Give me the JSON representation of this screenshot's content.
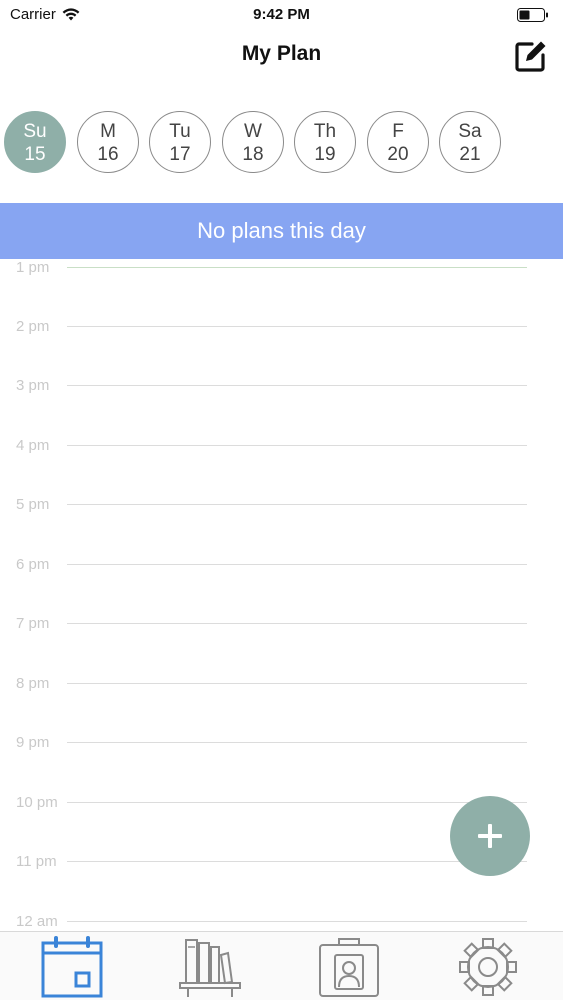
{
  "status": {
    "carrier": "Carrier",
    "time": "9:42 PM"
  },
  "nav": {
    "title": "My Plan"
  },
  "week": [
    {
      "day": "Su",
      "date": "15",
      "selected": true
    },
    {
      "day": "M",
      "date": "16",
      "selected": false
    },
    {
      "day": "Tu",
      "date": "17",
      "selected": false
    },
    {
      "day": "W",
      "date": "18",
      "selected": false
    },
    {
      "day": "Th",
      "date": "19",
      "selected": false
    },
    {
      "day": "F",
      "date": "20",
      "selected": false
    },
    {
      "day": "Sa",
      "date": "21",
      "selected": false
    }
  ],
  "banner": {
    "text": "No plans this day"
  },
  "timeline": {
    "hours": [
      "1 pm",
      "2 pm",
      "3 pm",
      "4 pm",
      "5 pm",
      "6 pm",
      "7 pm",
      "8 pm",
      "9 pm",
      "10 pm",
      "11 pm",
      "12 am"
    ]
  },
  "colors": {
    "accent": "#8fafa8",
    "banner": "#87a5f2",
    "tab_active": "#3a84d8",
    "tab_inactive": "#8a8a8a"
  },
  "tabs": [
    {
      "name": "calendar-tab",
      "icon": "calendar-icon",
      "active": true
    },
    {
      "name": "library-tab",
      "icon": "bookshelf-icon",
      "active": false
    },
    {
      "name": "profile-tab",
      "icon": "contact-card-icon",
      "active": false
    },
    {
      "name": "settings-tab",
      "icon": "gear-icon",
      "active": false
    }
  ]
}
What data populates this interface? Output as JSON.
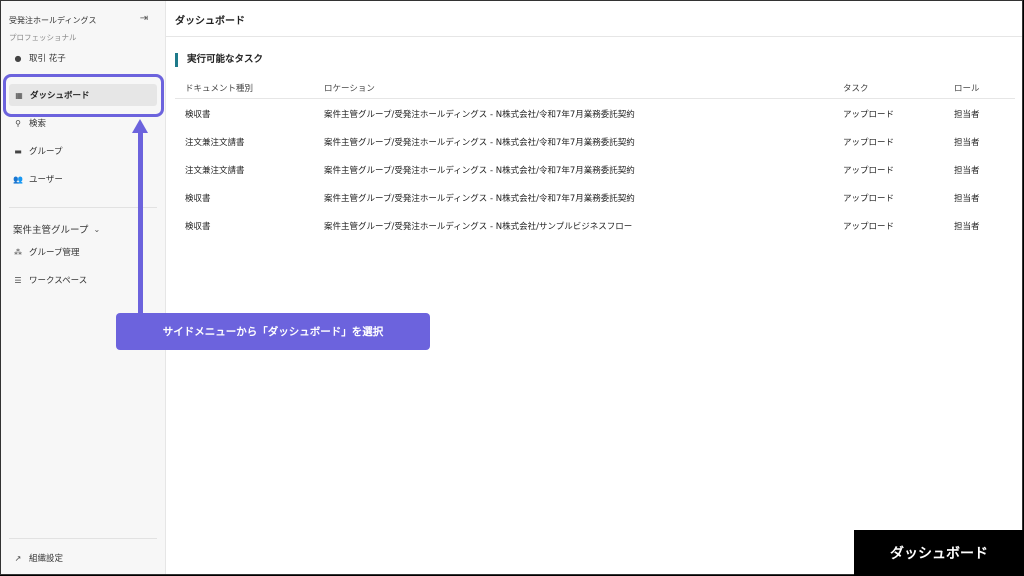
{
  "sidebar": {
    "org_name": "受発注ホールディングス",
    "plan": "プロフェッショナル",
    "user_name": "取引 花子",
    "items": [
      {
        "label": "ダッシュボード"
      },
      {
        "label": "検索"
      },
      {
        "label": "グループ"
      },
      {
        "label": "ユーザー"
      }
    ],
    "group_title": "案件主管グループ",
    "group_items": [
      {
        "label": "グループ管理"
      },
      {
        "label": "ワークスペース"
      }
    ],
    "settings_label": "組織設定"
  },
  "header": {
    "title": "ダッシュボード"
  },
  "main": {
    "section_title": "実行可能なタスク",
    "columns": [
      "ドキュメント種別",
      "ロケーション",
      "タスク",
      "ロール"
    ],
    "rows": [
      [
        "検収書",
        "案件主管グループ/受発注ホールディングス - N株式会社/令和7年7月業務委託契約",
        "アップロード",
        "担当者"
      ],
      [
        "注文兼注文請書",
        "案件主管グループ/受発注ホールディングス - N株式会社/令和7年7月業務委託契約",
        "アップロード",
        "担当者"
      ],
      [
        "注文兼注文請書",
        "案件主管グループ/受発注ホールディングス - N株式会社/令和7年7月業務委託契約",
        "アップロード",
        "担当者"
      ],
      [
        "検収書",
        "案件主管グループ/受発注ホールディングス - N株式会社/令和7年7月業務委託契約",
        "アップロード",
        "担当者"
      ],
      [
        "検収書",
        "案件主管グループ/受発注ホールディングス - N株式会社/サンプルビジネスフロー",
        "アップロード",
        "担当者"
      ]
    ]
  },
  "callout": {
    "text": "サイドメニューから「ダッシュボード」を選択"
  },
  "badge": {
    "text": "ダッシュボード"
  },
  "colors": {
    "accent": "#6c63dd",
    "section_bar": "#1e7a8a"
  }
}
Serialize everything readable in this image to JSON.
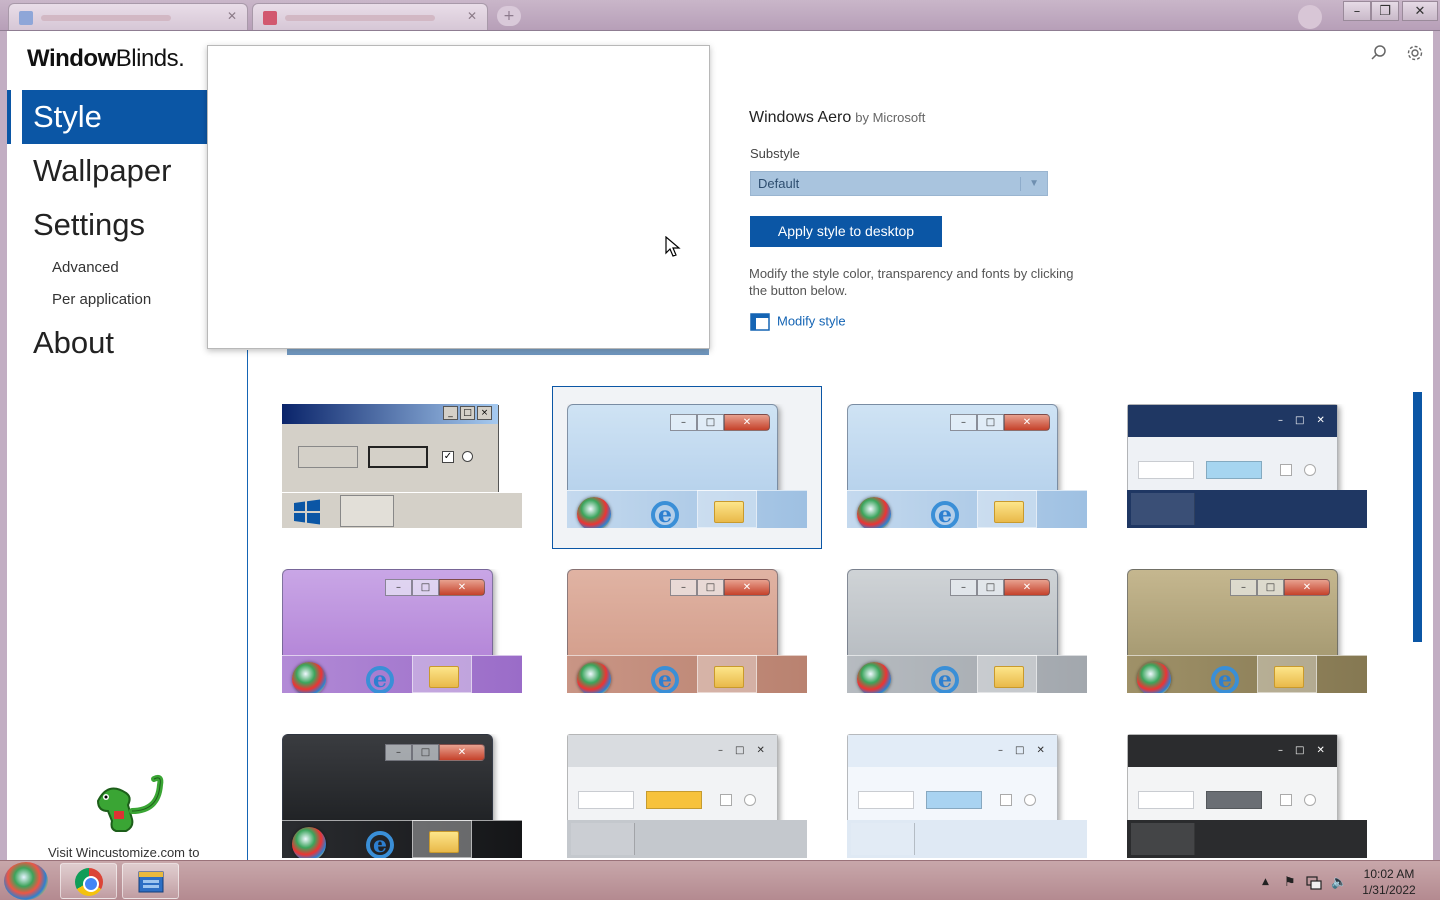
{
  "browser": {
    "tab1_label": "",
    "tab2_label": "",
    "new_tab": "+",
    "min": "–",
    "max": "❐",
    "close": "✕"
  },
  "app": {
    "logo_bold": "Window",
    "logo_light": "Blinds",
    "logo_mark": "."
  },
  "nav": {
    "style": "Style",
    "wallpaper": "Wallpaper",
    "settings": "Settings",
    "advanced": "Advanced",
    "per_application": "Per application",
    "about": "About"
  },
  "sidebar": {
    "visit_text": "Visit Wincustomize.com to"
  },
  "style_info": {
    "name": "Windows Aero",
    "author": "by Microsoft",
    "substyle_label": "Substyle",
    "substyle_value": "Default",
    "apply_label": "Apply style to desktop",
    "description": "Modify the style color, transparency and fonts by clicking the button below.",
    "modify_label": "Modify style"
  },
  "thumbnails": [
    {
      "theme": "classic",
      "selected": false
    },
    {
      "theme": "aero-blue",
      "selected": true
    },
    {
      "theme": "aero-blue",
      "selected": false
    },
    {
      "theme": "dark-navy",
      "selected": false
    },
    {
      "theme": "lilac",
      "selected": false
    },
    {
      "theme": "rose-stone",
      "selected": false
    },
    {
      "theme": "silver",
      "selected": false
    },
    {
      "theme": "gold-brushed",
      "selected": false
    },
    {
      "theme": "carbon",
      "selected": false
    },
    {
      "theme": "light-gray-flat",
      "selected": false
    },
    {
      "theme": "light-blue-flat",
      "selected": false
    },
    {
      "theme": "dark-flat",
      "selected": false
    }
  ],
  "taskbar": {
    "time": "10:02 AM",
    "date": "1/31/2022",
    "tray_up": "▲",
    "flag": "⚑",
    "volume": "🔈"
  },
  "colors": {
    "accent": "#0b56a5",
    "link": "#1464b4",
    "select_bg": "#a9c4de"
  }
}
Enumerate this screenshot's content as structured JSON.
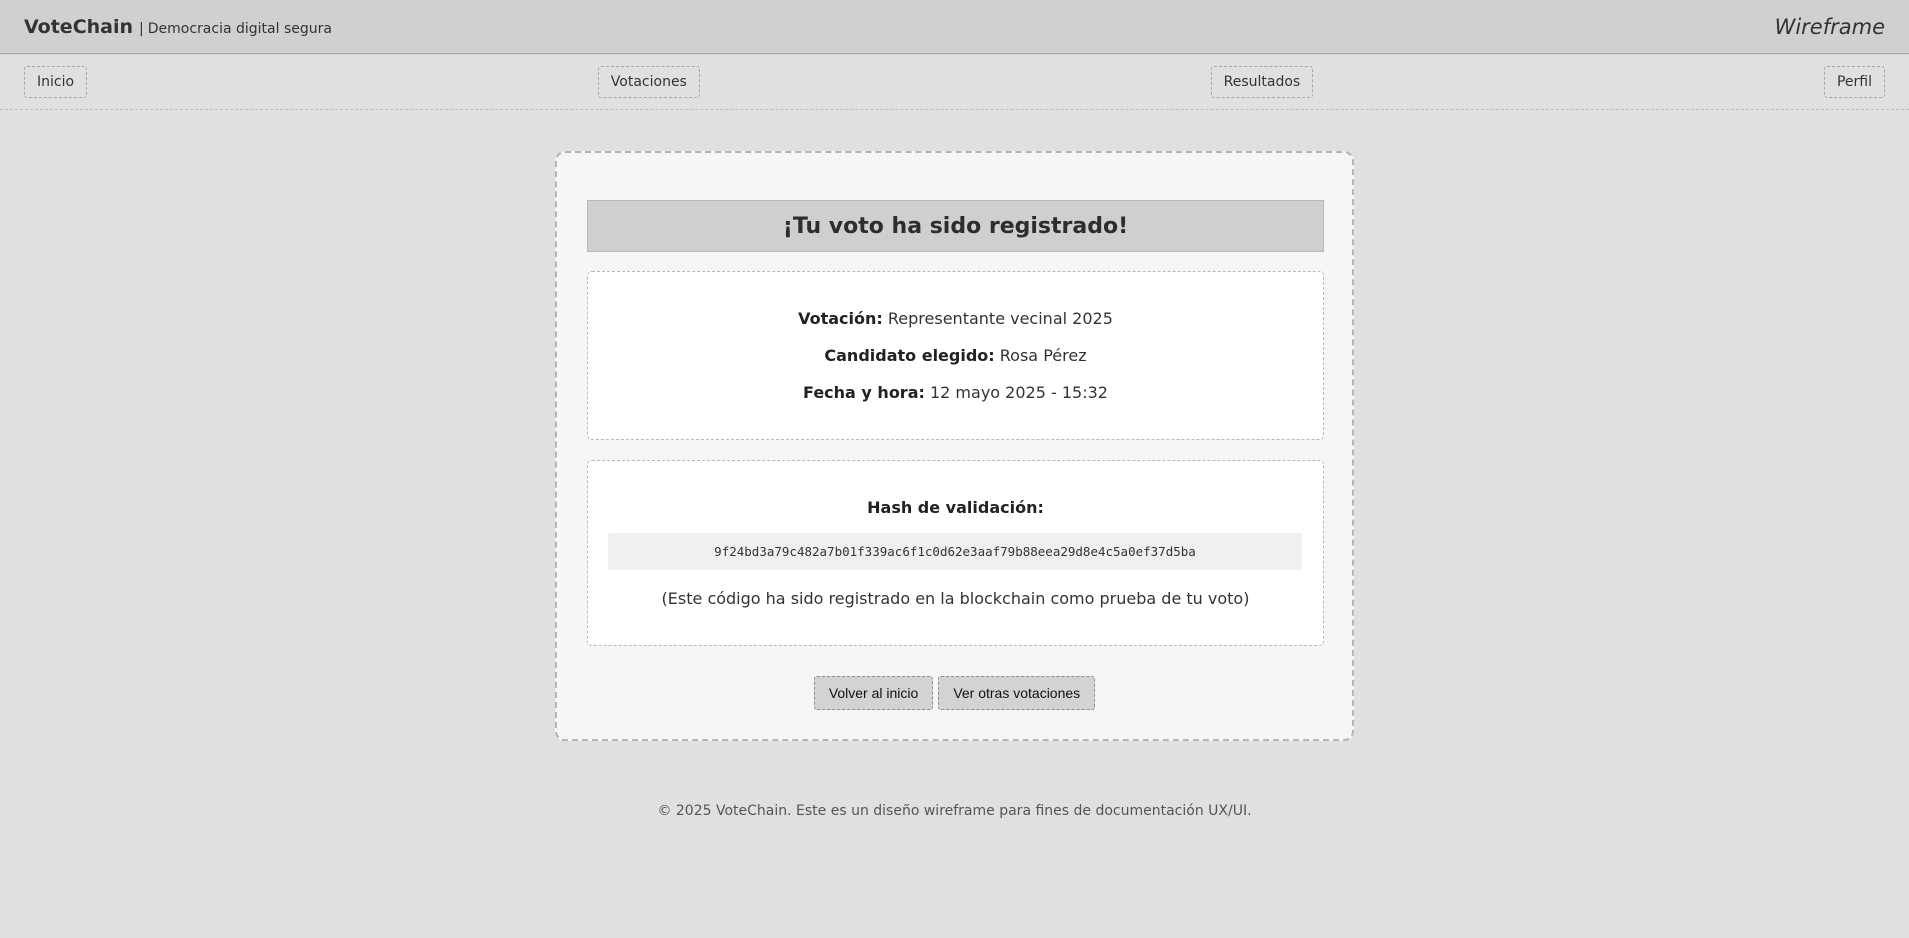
{
  "header": {
    "brand": "VoteChain",
    "separator": "|",
    "tagline": "Democracia digital segura",
    "label": "Wireframe"
  },
  "nav": {
    "items": [
      "Inicio",
      "Votaciones",
      "Resultados",
      "Perfil"
    ]
  },
  "confirmation": {
    "title": "¡Tu voto ha sido registrado!",
    "details": [
      {
        "label": "Votación:",
        "value": "Representante vecinal 2025"
      },
      {
        "label": "Candidato elegido:",
        "value": "Rosa Pérez"
      },
      {
        "label": "Fecha y hora:",
        "value": "12 mayo 2025 - 15:32"
      }
    ],
    "hash": {
      "title": "Hash de validación:",
      "value": "9f24bd3a79c482a7b01f339ac6f1c0d62e3aaf79b88eea29d8e4c5a0ef37d5ba",
      "note": "(Este código ha sido registrado en la blockchain como prueba de tu voto)"
    },
    "actions": {
      "home": "Volver al inicio",
      "other": "Ver otras votaciones"
    }
  },
  "footer": {
    "text": "© 2025 VoteChain. Este es un diseño wireframe para fines de documentación UX/UI."
  },
  "colors": {
    "header_bg": "#d0d0d0",
    "page_bg": "#e0e0e0",
    "card_bg": "#f6f6f6",
    "title_bar_bg": "#cfcfcf",
    "hash_box_bg": "#efefef",
    "button_bg": "#d3d3d3"
  }
}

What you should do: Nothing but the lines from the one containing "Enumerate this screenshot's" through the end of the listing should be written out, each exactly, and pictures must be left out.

Result for this task:
Enumerate this screenshot's content as structured JSON.
{
  "header": {
    "brand": "VoteChain",
    "separator": "|",
    "tagline": "Democracia digital segura",
    "label": "Wireframe"
  },
  "nav": {
    "items": [
      "Inicio",
      "Votaciones",
      "Resultados",
      "Perfil"
    ]
  },
  "confirmation": {
    "title": "¡Tu voto ha sido registrado!",
    "details": [
      {
        "label": "Votación:",
        "value": "Representante vecinal 2025"
      },
      {
        "label": "Candidato elegido:",
        "value": "Rosa Pérez"
      },
      {
        "label": "Fecha y hora:",
        "value": "12 mayo 2025 - 15:32"
      }
    ],
    "hash": {
      "title": "Hash de validación:",
      "value": "9f24bd3a79c482a7b01f339ac6f1c0d62e3aaf79b88eea29d8e4c5a0ef37d5ba",
      "note": "(Este código ha sido registrado en la blockchain como prueba de tu voto)"
    },
    "actions": {
      "home": "Volver al inicio",
      "other": "Ver otras votaciones"
    }
  },
  "footer": {
    "text": "© 2025 VoteChain. Este es un diseño wireframe para fines de documentación UX/UI."
  },
  "colors": {
    "header_bg": "#d0d0d0",
    "page_bg": "#e0e0e0",
    "card_bg": "#f6f6f6",
    "title_bar_bg": "#cfcfcf",
    "hash_box_bg": "#efefef",
    "button_bg": "#d3d3d3"
  }
}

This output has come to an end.